Task to carry out
Each record is to be given again without alteration.

+---+

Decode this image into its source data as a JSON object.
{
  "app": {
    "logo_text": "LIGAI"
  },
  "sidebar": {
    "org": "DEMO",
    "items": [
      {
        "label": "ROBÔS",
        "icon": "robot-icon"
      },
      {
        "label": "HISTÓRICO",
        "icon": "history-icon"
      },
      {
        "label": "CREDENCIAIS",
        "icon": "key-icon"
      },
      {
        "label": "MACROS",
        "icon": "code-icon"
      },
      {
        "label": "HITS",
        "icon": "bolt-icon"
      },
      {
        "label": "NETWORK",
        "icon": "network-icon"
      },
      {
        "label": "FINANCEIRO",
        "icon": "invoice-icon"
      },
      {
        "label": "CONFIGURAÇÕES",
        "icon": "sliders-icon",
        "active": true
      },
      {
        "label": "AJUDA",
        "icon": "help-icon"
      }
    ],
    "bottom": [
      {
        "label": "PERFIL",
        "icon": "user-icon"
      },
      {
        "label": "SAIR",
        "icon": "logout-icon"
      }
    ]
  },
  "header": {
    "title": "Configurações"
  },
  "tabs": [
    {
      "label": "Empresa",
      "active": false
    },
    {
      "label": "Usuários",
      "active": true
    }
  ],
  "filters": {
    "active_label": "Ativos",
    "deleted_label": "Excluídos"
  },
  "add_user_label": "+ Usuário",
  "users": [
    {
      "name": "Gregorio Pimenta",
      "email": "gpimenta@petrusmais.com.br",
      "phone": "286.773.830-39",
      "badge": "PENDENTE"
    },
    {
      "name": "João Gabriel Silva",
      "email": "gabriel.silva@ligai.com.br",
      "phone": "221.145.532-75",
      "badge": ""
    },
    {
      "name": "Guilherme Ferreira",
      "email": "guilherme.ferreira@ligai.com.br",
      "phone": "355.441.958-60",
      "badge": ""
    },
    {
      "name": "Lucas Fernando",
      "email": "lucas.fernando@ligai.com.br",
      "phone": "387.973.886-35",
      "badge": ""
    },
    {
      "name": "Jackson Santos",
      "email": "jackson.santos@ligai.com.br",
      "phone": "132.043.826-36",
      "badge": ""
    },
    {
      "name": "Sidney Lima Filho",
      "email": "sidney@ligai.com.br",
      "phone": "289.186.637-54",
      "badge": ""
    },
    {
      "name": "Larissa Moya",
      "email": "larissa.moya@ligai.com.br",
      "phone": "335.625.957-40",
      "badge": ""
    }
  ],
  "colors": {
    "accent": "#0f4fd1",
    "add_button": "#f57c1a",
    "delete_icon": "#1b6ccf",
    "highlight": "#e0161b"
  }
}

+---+

Answer space
Decode this image into its source data as a JSON object.
{
  "app": {
    "logo_text": "LIGAI"
  },
  "sidebar": {
    "org": "DEMO",
    "items": [
      {
        "label": "ROBÔS",
        "icon": "robot-icon"
      },
      {
        "label": "HISTÓRICO",
        "icon": "history-icon"
      },
      {
        "label": "CREDENCIAIS",
        "icon": "key-icon"
      },
      {
        "label": "MACROS",
        "icon": "code-icon"
      },
      {
        "label": "HITS",
        "icon": "bolt-icon"
      },
      {
        "label": "NETWORK",
        "icon": "network-icon"
      },
      {
        "label": "FINANCEIRO",
        "icon": "invoice-icon"
      },
      {
        "label": "CONFIGURAÇÕES",
        "icon": "sliders-icon",
        "active": true
      },
      {
        "label": "AJUDA",
        "icon": "help-icon"
      }
    ],
    "bottom": [
      {
        "label": "PERFIL",
        "icon": "user-icon"
      },
      {
        "label": "SAIR",
        "icon": "logout-icon"
      }
    ]
  },
  "header": {
    "title": "Configurações"
  },
  "tabs": [
    {
      "label": "Empresa",
      "active": false
    },
    {
      "label": "Usuários",
      "active": true
    }
  ],
  "filters": {
    "active_label": "Ativos",
    "deleted_label": "Excluídos"
  },
  "add_user_label": "+ Usuário",
  "users": [
    {
      "name": "Gregorio Pimenta",
      "email": "gpimenta@petrusmais.com.br",
      "phone": "286.773.830-39",
      "badge": "PENDENTE"
    },
    {
      "name": "João Gabriel Silva",
      "email": "gabriel.silva@ligai.com.br",
      "phone": "221.145.532-75",
      "badge": ""
    },
    {
      "name": "Guilherme Ferreira",
      "email": "guilherme.ferreira@ligai.com.br",
      "phone": "355.441.958-60",
      "badge": ""
    },
    {
      "name": "Lucas Fernando",
      "email": "lucas.fernando@ligai.com.br",
      "phone": "387.973.886-35",
      "badge": ""
    },
    {
      "name": "Jackson Santos",
      "email": "jackson.santos@ligai.com.br",
      "phone": "132.043.826-36",
      "badge": ""
    },
    {
      "name": "Sidney Lima Filho",
      "email": "sidney@ligai.com.br",
      "phone": "289.186.637-54",
      "badge": ""
    },
    {
      "name": "Larissa Moya",
      "email": "larissa.moya@ligai.com.br",
      "phone": "335.625.957-40",
      "badge": ""
    }
  ],
  "colors": {
    "accent": "#0f4fd1",
    "add_button": "#f57c1a",
    "delete_icon": "#1b6ccf",
    "highlight": "#e0161b"
  }
}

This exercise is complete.